Polyurethane biodegradation by Serratia sp. HY-72 isolated from the intestine of the Asian mantis Hierodula patellifera

Cited 0 time in scopus
Metadata Downloads
Polyurethane biodegradation by Serratia sp. HY-72 isolated from the intestine of the Asian mantis Hierodula patellifera
Jong-Hoon Kim; Seung Hoon Choi; M G Park; D H Park; Kwang- Hee SonHo Yong Park
Bibliographic Citation
Frontiers in Microbiology, vol. 13, pp. 1005415-1005415
Publication Year
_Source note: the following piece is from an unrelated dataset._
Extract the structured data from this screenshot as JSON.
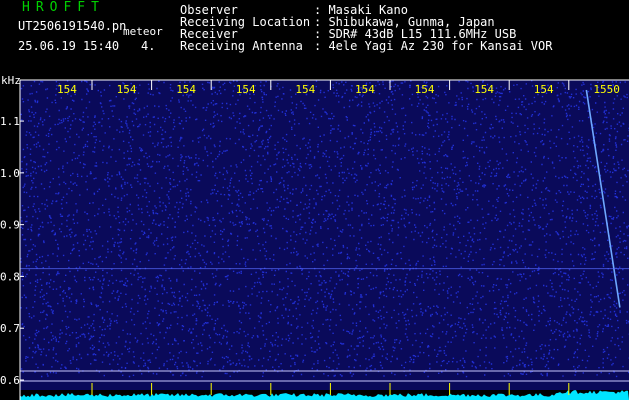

Polyurethane (PU), currently replacing existing synthetic materials worldwide, is a synthetic polymer derived from polyols, isocyanates, and a chain extender added by condensation reactions. PU wastes which are difficult to recycle, are commonly discarded in landfills and flow into ecosystems, thereby causing serious environmental problems. In recent years, insect-associated microbes have become a promising, eco-friendly strategy as an alternative to plastic recycling. This study aimed to evaluate the potential of Serratia sp. HY-72 strain isolated from the intestine of the Asian mantis (Hierodula patellifera) for PU degradation. The 65?kDa family I.3 lipase which degrades PU was identified and characterized, with a specific activity of 2,883?U?mg?1. The bacterial filtrates and the recombinant lipase degraded Impranil (a colloidal polyester-PU dispersion, 100?g?l?1) by 85.24 and 78.35% after 72?h incubation, respectively. Fourier transform infrared spectroscopy analysis revealed changes in Impranil functional groups, with decreased C=O functional group and aliphatic chain signals, and increased N-H bending with C-N stretching and C-O stretching. The current study also revealed that the HY-72 strain biodegraded the commercial PU foams (polyester- and polyether- PU) with 23.95 and 10.95% weight loss after 2?weeks, respectively with changes in surface morphology and structure such as cracks, roughness, and surface roughening. Altogether, this is one of the few studies reporting biodegradation of PU by the insect-associated microbe. These findings suggest that the insect-associated microbe could be a promising resource for biodegradation and recycling of plastic waste.
PolyurethanePolyurethanaseBiodegradationInsect-associated microbeSerratiaPlastic waste management
Frontiers Media Sa
Appears in Collections:
Division of Biomedical Research > Microbiome Convergence Research Center > 1. Journal Articles
Files in This Item:
  • There are no files associated with this item.

Items in OpenAccess@KRIBB are protected by copyright, with all rights reserved, unless otherwise indicated.